***** GIVEN INFORMATION

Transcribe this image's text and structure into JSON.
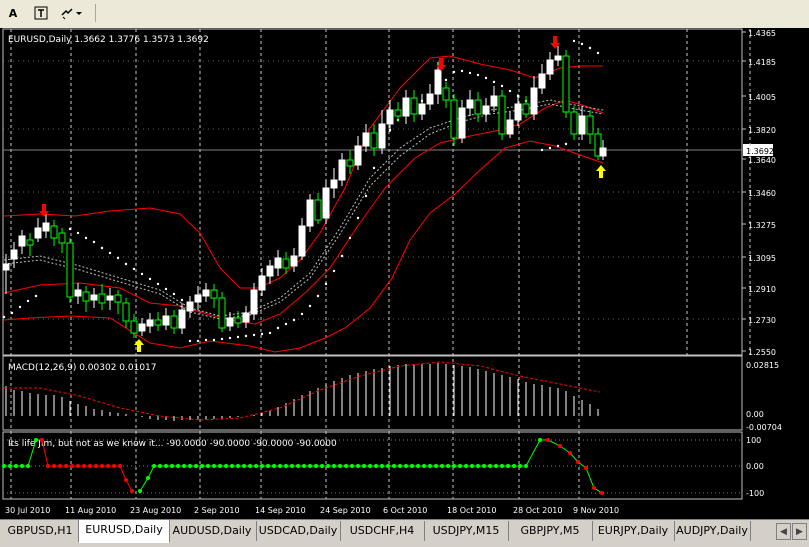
{
  "toolbar": {
    "text_label": "A"
  },
  "chart": {
    "title": "EURUSD,Daily  1.3662 1.3776 1.3573 1.3692",
    "current_price": "1.3692",
    "price_ticks": [
      "1.4365",
      "1.4185",
      "1.4005",
      "1.3820",
      "1.3640",
      "1.3460",
      "1.3275",
      "1.3095",
      "1.2910",
      "1.2730",
      "1.2550"
    ],
    "date_ticks": [
      "30 Jul 2010",
      "11 Aug 2010",
      "23 Aug 2010",
      "2 Sep 2010",
      "14 Sep 2010",
      "24 Sep 2010",
      "6 Oct 2010",
      "18 Oct 2010",
      "28 Oct 2010",
      "9 Nov 2010"
    ],
    "macd": {
      "label": "MACD(12,26,9) 0.00302 0.01017",
      "ticks": [
        "0.02815",
        "0.00",
        "-0.00704"
      ]
    },
    "indicator": {
      "label": "Its life Jim, but not as we know it... -90.0000 -90.0000 -90.0000 -90.0000",
      "ticks": [
        "100",
        "0.00",
        "-100"
      ]
    },
    "colors": {
      "bull": "#ffffff",
      "bear": "#00ff00",
      "bands": "#ff0000",
      "sar": "#ffffff",
      "macd": "#ffffff",
      "signal": "#ff0000",
      "arrow_up": "#ffff00",
      "arrow_down": "#ff0000",
      "ind_green": "#00ff00",
      "ind_red": "#ff0000"
    }
  },
  "tabs": [
    "GBPUSD,H1",
    "EURUSD,Daily",
    "AUDUSD,Daily",
    "USDCAD,Daily",
    "USDCHF,H4",
    "USDJPY,M15",
    "GBPJPY,M5",
    "EURJPY,Daily",
    "AUDJPY,Daily"
  ],
  "active_tab": "EURUSD,Daily"
}
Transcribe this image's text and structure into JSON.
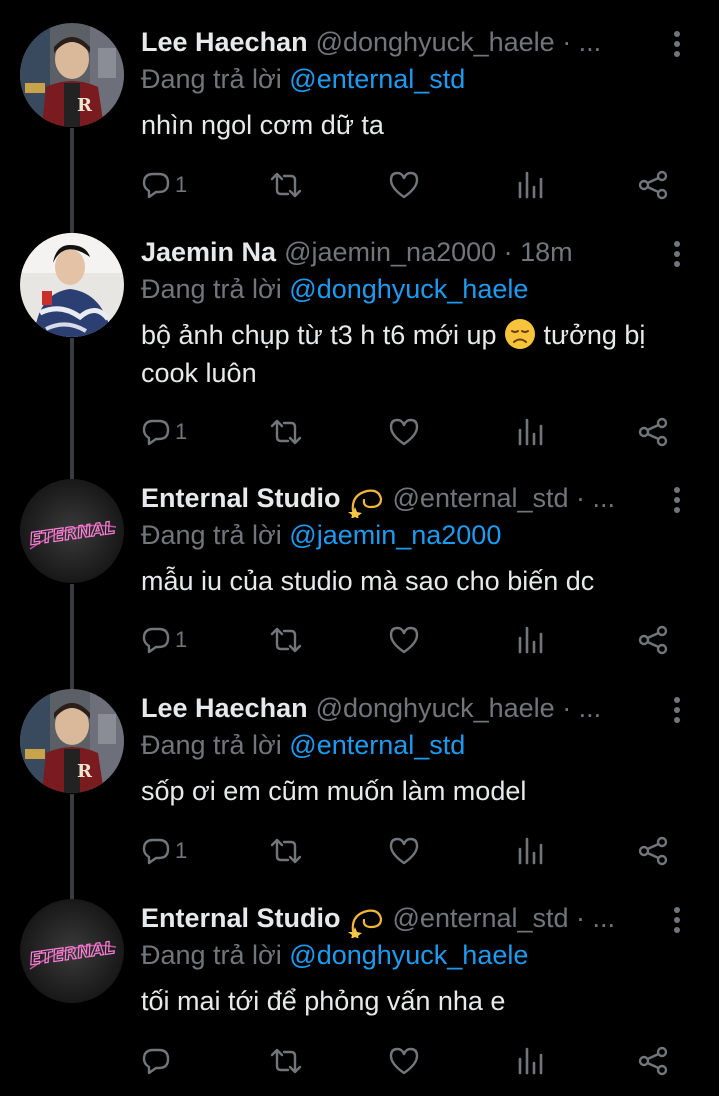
{
  "reply_prefix": "Đang trả lời",
  "tweets": [
    {
      "name": "Lee Haechan",
      "handle": "@donghyuck_haele",
      "meta": "· ...",
      "reply_to": "@enternal_std",
      "text": "nhìn ngol cơm dữ ta",
      "reply_count": "1",
      "avatar": "haechan"
    },
    {
      "name": "Jaemin Na",
      "handle": "@jaemin_na2000",
      "meta": "· 18m",
      "reply_to": "@donghyuck_haele",
      "text_before": "bộ ảnh chụp từ t3 h t6 mới up",
      "text_after": "tưởng bị cook luôn",
      "reply_count": "1",
      "avatar": "jaemin"
    },
    {
      "name": "Enternal Studio",
      "handle": "@enternal_std",
      "meta": "· ...",
      "reply_to": "@jaemin_na2000",
      "text": "mẫu iu của studio mà sao cho biến dc",
      "reply_count": "1",
      "avatar": "enternal"
    },
    {
      "name": "Lee Haechan",
      "handle": "@donghyuck_haele",
      "meta": "· ...",
      "reply_to": "@enternal_std",
      "text": "sốp ơi em cũm muốn làm model",
      "reply_count": "1",
      "avatar": "haechan"
    },
    {
      "name": "Enternal Studio",
      "handle": "@enternal_std",
      "meta": "· ...",
      "reply_to": "@donghyuck_haele",
      "text": "tối mai tới để phỏng vấn nha e",
      "reply_count": "",
      "avatar": "enternal"
    }
  ],
  "avatar_logo_text": "ETERNAL",
  "icons": {
    "reply": "speech-bubble-icon",
    "retweet": "retweet-arrows-icon",
    "like": "heart-outline-icon",
    "views": "bar-chart-icon",
    "share": "share-nodes-icon",
    "more": "vertical-dots-icon",
    "badge": "dizzy-star-emoji",
    "sad": "disappointed-face-emoji"
  },
  "colors": {
    "background": "#000000",
    "text_primary": "#e7e9ea",
    "text_secondary": "#71767b",
    "mention": "#1d9bf0",
    "thread_line": "#3a3d40"
  }
}
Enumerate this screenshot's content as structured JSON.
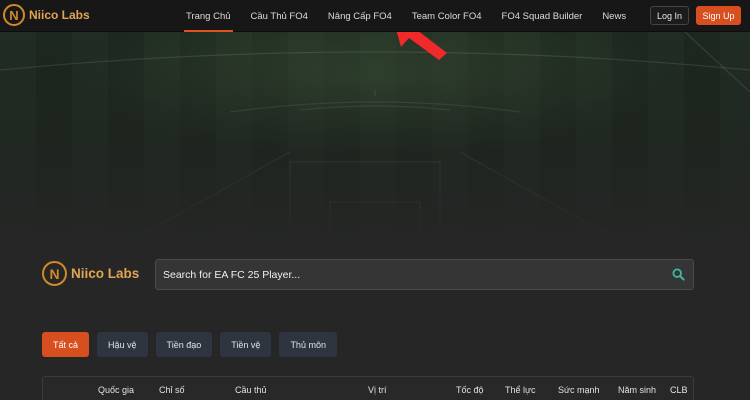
{
  "brand": {
    "logo_letter": "N",
    "name": "Niico Labs"
  },
  "nav": {
    "items": [
      {
        "label": "Trang Chủ",
        "active": true
      },
      {
        "label": "Cầu Thủ FO4",
        "active": false
      },
      {
        "label": "Nâng Cấp FO4",
        "active": false
      },
      {
        "label": "Team Color FO4",
        "active": false
      },
      {
        "label": "FO4 Squad Builder",
        "active": false
      },
      {
        "label": "News",
        "active": false
      }
    ],
    "login_label": "Log In",
    "signup_label": "Sign Up"
  },
  "search": {
    "logo_letter": "N",
    "logo_name": "Niico Labs",
    "placeholder": "Search for EA FC 25 Player...",
    "icon": "search-icon"
  },
  "filters": [
    {
      "label": "Tất cả",
      "active": true
    },
    {
      "label": "Hậu vệ",
      "active": false
    },
    {
      "label": "Tiền đạo",
      "active": false
    },
    {
      "label": "Tiền vệ",
      "active": false
    },
    {
      "label": "Thủ môn",
      "active": false
    }
  ],
  "table": {
    "columns": [
      "Quốc gia",
      "Chỉ số",
      "Cầu thủ",
      "Vị trí",
      "Tốc độ",
      "Thể lực",
      "Sức mạnh",
      "Năm sinh",
      "CLB"
    ]
  },
  "colors": {
    "accent": "#d84f1f",
    "brand": "#e2a453",
    "search_icon": "#3fb7a5",
    "annotation_arrow": "#f0292b"
  }
}
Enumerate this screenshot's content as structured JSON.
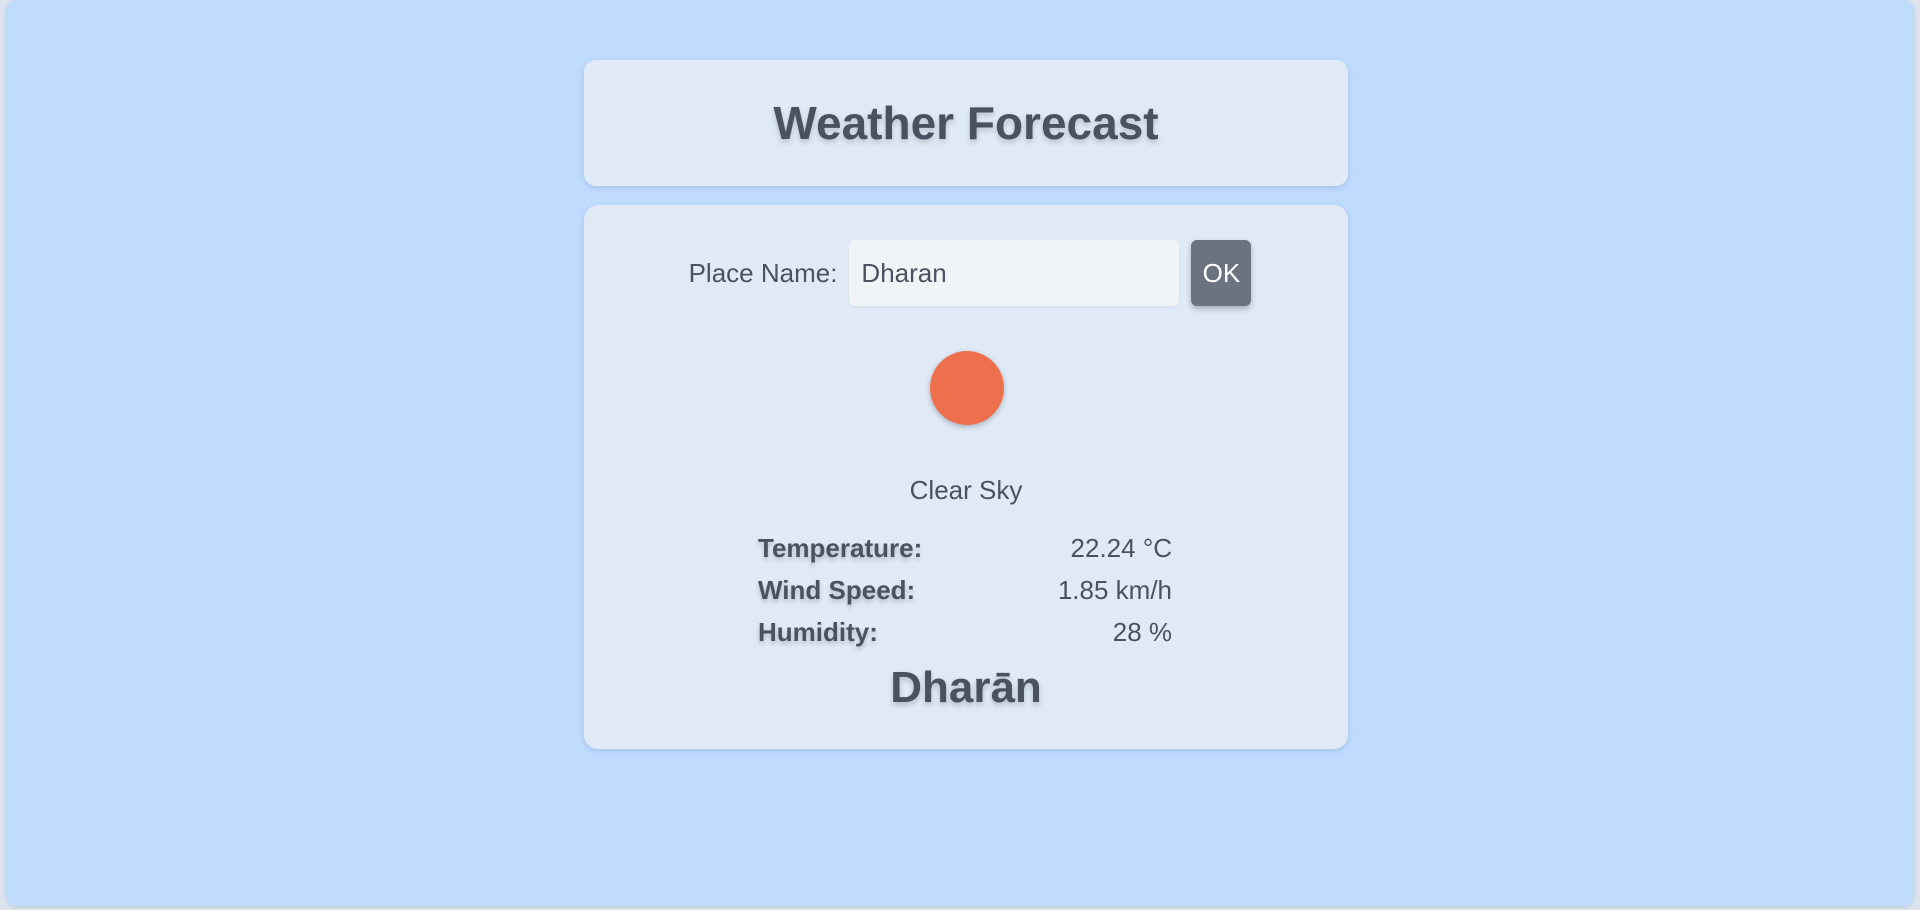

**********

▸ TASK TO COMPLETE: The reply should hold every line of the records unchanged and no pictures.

▸ ANSWER BOX:
Transcribe this image's text and structure into JSON.
{
  "toolbar": {
    "text_label": "A"
  },
  "chart": {
    "title": "EURUSD,Daily  1.3662 1.3776 1.3573 1.3692",
    "current_price": "1.3692",
    "price_ticks": [
      "1.4365",
      "1.4185",
      "1.4005",
      "1.3820",
      "1.3640",
      "1.3460",
      "1.3275",
      "1.3095",
      "1.2910",
      "1.2730",
      "1.2550"
    ],
    "date_ticks": [
      "30 Jul 2010",
      "11 Aug 2010",
      "23 Aug 2010",
      "2 Sep 2010",
      "14 Sep 2010",
      "24 Sep 2010",
      "6 Oct 2010",
      "18 Oct 2010",
      "28 Oct 2010",
      "9 Nov 2010"
    ],
    "macd": {
      "label": "MACD(12,26,9) 0.00302 0.01017",
      "ticks": [
        "0.02815",
        "0.00",
        "-0.00704"
      ]
    },
    "indicator": {
      "label": "Its life Jim, but not as we know it... -90.0000 -90.0000 -90.0000 -90.0000",
      "ticks": [
        "100",
        "0.00",
        "-100"
      ]
    },
    "colors": {
      "bull": "#ffffff",
      "bear": "#00ff00",
      "bands": "#ff0000",
      "sar": "#ffffff",
      "macd": "#ffffff",
      "signal": "#ff0000",
      "arrow_up": "#ffff00",
      "arrow_down": "#ff0000",
      "ind_green": "#00ff00",
      "ind_red": "#ff0000"
    }
  },
  "tabs": [
    "GBPUSD,H1",
    "EURUSD,Daily",
    "AUDUSD,Daily",
    "USDCAD,Daily",
    "USDCHF,H4",
    "USDJPY,M15",
    "GBPJPY,M5",
    "EURJPY,Daily",
    "AUDJPY,Daily"
  ],
  "active_tab": "EURUSD,Daily"
}
Transcribe this image's text and structure into JSON.
{
  "reply_prefix": "Đang trả lời",
  "tweets": [
    {
      "name": "Lee Haechan",
      "handle": "@donghyuck_haele",
      "meta": "· ...",
      "reply_to": "@enternal_std",
      "text": "nhìn ngol cơm dữ ta",
      "reply_count": "1",
      "avatar": "haechan"
    },
    {
      "name": "Jaemin Na",
      "handle": "@jaemin_na2000",
      "meta": "· 18m",
      "reply_to": "@donghyuck_haele",
      "text_before": "bộ ảnh chụp từ t3 h t6 mới up",
      "text_after": "tưởng bị cook luôn",
      "reply_count": "1",
      "avatar": "jaemin"
    },
    {
      "name": "Enternal Studio",
      "handle": "@enternal_std",
      "meta": "· ...",
      "reply_to": "@jaemin_na2000",
      "text": "mẫu iu của studio mà sao cho biến dc",
      "reply_count": "1",
      "avatar": "enternal"
    },
    {
      "name": "Lee Haechan",
      "handle": "@donghyuck_haele",
      "meta": "· ...",
      "reply_to": "@enternal_std",
      "text": "sốp ơi em cũm muốn làm model",
      "reply_count": "1",
      "avatar": "haechan"
    },
    {
      "name": "Enternal Studio",
      "handle": "@enternal_std",
      "meta": "· ...",
      "reply_to": "@donghyuck_haele",
      "text": "tối mai tới để phỏng vấn nha e",
      "reply_count": "",
      "avatar": "enternal"
    }
  ],
  "avatar_logo_text": "ETERNAL",
  "icons": {
    "reply": "speech-bubble-icon",
    "retweet": "retweet-arrows-icon",
    "like": "heart-outline-icon",
    "views": "bar-chart-icon",
    "share": "share-nodes-icon",
    "more": "vertical-dots-icon",
    "badge": "dizzy-star-emoji",
    "sad": "disappointed-face-emoji"
  },
  "colors": {
    "background": "#000000",
    "text_primary": "#e7e9ea",
    "text_secondary": "#71767b",
    "mention": "#1d9bf0",
    "thread_line": "#3a3d40"
  }
}
Enumerate this screenshot's content as structured JSON.
{
  "brand": {
    "logo_letter": "N",
    "name": "Niico Labs"
  },
  "nav": {
    "items": [
      {
        "label": "Trang Chủ",
        "active": true
      },
      {
        "label": "Cầu Thủ FO4",
        "active": false
      },
      {
        "label": "Nâng Cấp FO4",
        "active": false
      },
      {
        "label": "Team Color FO4",
        "active": false
      },
      {
        "label": "FO4 Squad Builder",
        "active": false
      },
      {
        "label": "News",
        "active": false
      }
    ],
    "login_label": "Log In",
    "signup_label": "Sign Up"
  },
  "search": {
    "logo_letter": "N",
    "logo_name": "Niico Labs",
    "placeholder": "Search for EA FC 25 Player...",
    "icon": "search-icon"
  },
  "filters": [
    {
      "label": "Tất cả",
      "active": true
    },
    {
      "label": "Hậu vệ",
      "active": false
    },
    {
      "label": "Tiền đạo",
      "active": false
    },
    {
      "label": "Tiền vệ",
      "active": false
    },
    {
      "label": "Thủ môn",
      "active": false
    }
  ],
  "table": {
    "columns": [
      "Quốc gia",
      "Chỉ số",
      "Cầu thủ",
      "Vị trí",
      "Tốc độ",
      "Thể lực",
      "Sức mạnh",
      "Năm sinh",
      "CLB"
    ]
  },
  "colors": {
    "accent": "#d84f1f",
    "brand": "#e2a453",
    "search_icon": "#3fb7a5",
    "annotation_arrow": "#f0292b"
  }
}
Enumerate this screenshot's content as structured JSON.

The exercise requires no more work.